  27. 27.
    Tezer M, Erturer RE, Ozturk C, Ozturk I, Kuzgun U. Conservative treatment of fractures of the thoracolumbar spine. Int Orthop. 2005;29:78–82.PubMedCrossRefGoogle Scholar
  28. 28.
    Van Duijnhoven NT, Bleeker MW, de Groot PC, Thijssen DH, Felsenberg D, Rittweger J, Hopman MT. The effect of bed rest and an exercise countermeasure on leg venous function. Eur J Appl Physiol. 2008;104:991–998.PubMedCrossRefGoogle Scholar
  29. 29.
    Wang T, Zeng B, Xu J, Chen H, Zhang T. Radiographic evaluation of selective anterior thoracolumbar or lumbar fusion for adolescent idiopathic scoliosis. Eur Spine J. 2008;17:1012–1018.PubMedCrossRefGoogle Scholar
  30. 30.
    Weinstein JN, Collalto P, Lehmann TR. Thoracolumbar “burst” fractures treated conservatively: a long-term follow-up. Spine (Phila Pa 1976). 1988;13:33–38.CrossRefGoogle Scholar
  31. 31.
    Wiltse LL, Bateman G, Hutchinson RH, Nelson WE. The paraspinal sacrospinalis-splitting approach to the lumbar spine. J Bone Joint Surg Am. 1968;50:919–926.PubMedGoogle Scholar

Copyright information

© The Association of Bone and Joint Surgeons® 2012

Authors and Affiliations

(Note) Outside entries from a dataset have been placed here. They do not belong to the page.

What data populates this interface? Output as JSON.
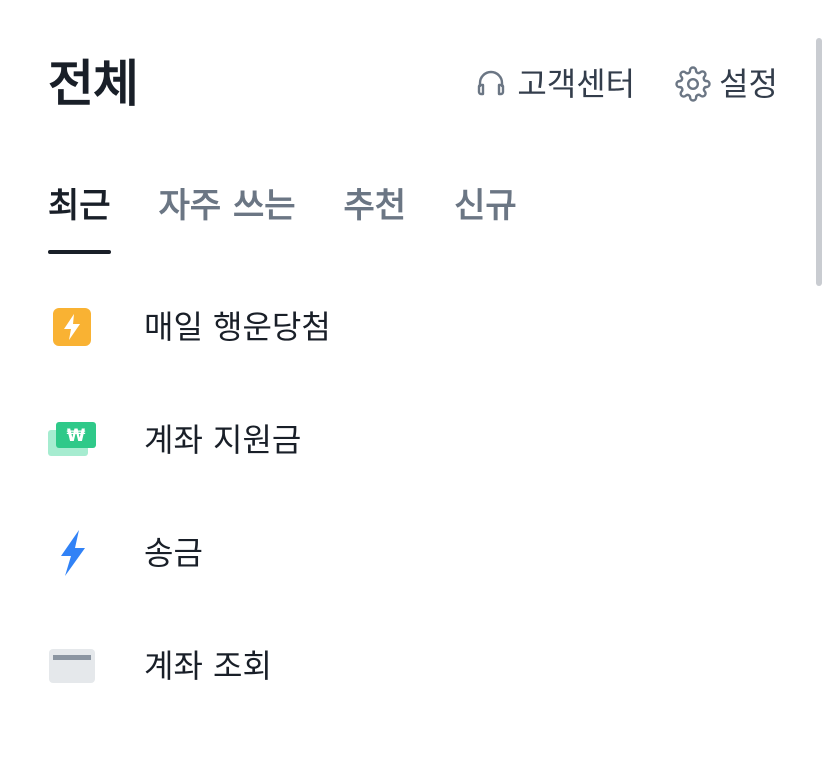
{
  "header": {
    "title": "전체",
    "actions": [
      {
        "label": "고객센터",
        "icon": "headset-icon"
      },
      {
        "label": "설정",
        "icon": "gear-icon"
      }
    ]
  },
  "tabs": [
    {
      "label": "최근",
      "active": true
    },
    {
      "label": "자주 쓰는",
      "active": false
    },
    {
      "label": "추천",
      "active": false
    },
    {
      "label": "신규",
      "active": false
    }
  ],
  "list": {
    "items": [
      {
        "label": "매일 행운당첨",
        "icon": "lightning-badge-icon",
        "color": "#f9b233"
      },
      {
        "label": "계좌 지원금",
        "icon": "won-card-icon",
        "color": "#2fc989"
      },
      {
        "label": "송금",
        "icon": "lightning-icon",
        "color": "#3182f6"
      },
      {
        "label": "계좌 조회",
        "icon": "card-icon",
        "color": "#dee2e6"
      }
    ]
  },
  "colors": {
    "text_primary": "#191f28",
    "text_secondary": "#6b7684",
    "accent_blue": "#3182f6",
    "accent_yellow": "#f9b233",
    "accent_green": "#2fc989"
  }
}
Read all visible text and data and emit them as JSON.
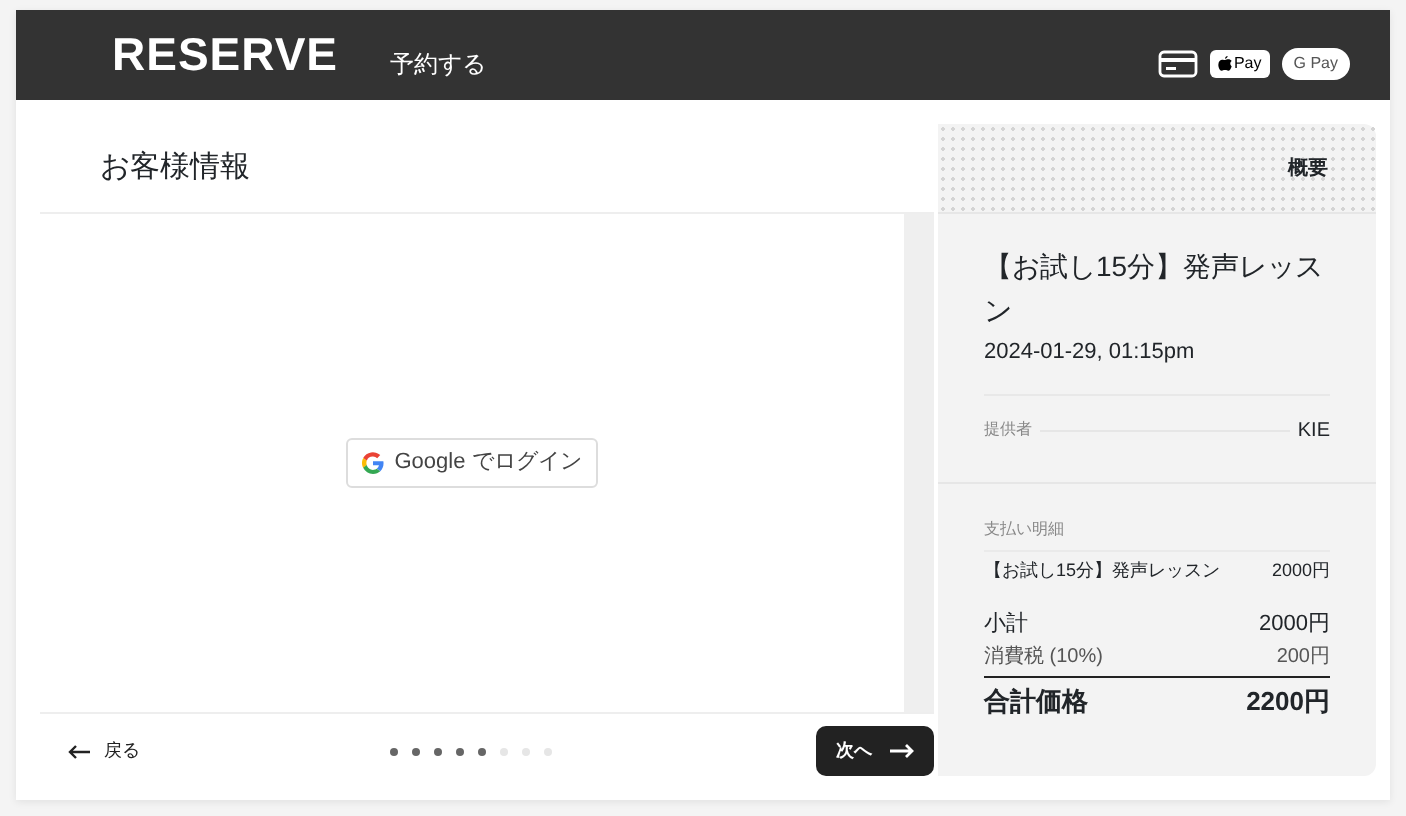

  • Rex A. W. Marco
    • 1
    • 2
  • Ryan M. Stuckey
    • 1
  • Stephanie P. Holloway
    • 1
  1. 1.Department of Orthopaedic SurgeryUniversity of Texas Medical School at HoustonBellaireUSA
  2. 2.Department of Neurosurgery and Spine Surgery and Musculoskeletal OncologyUniversity of Texas Medical School at HoustonHoustonUSA

Personalised recommendations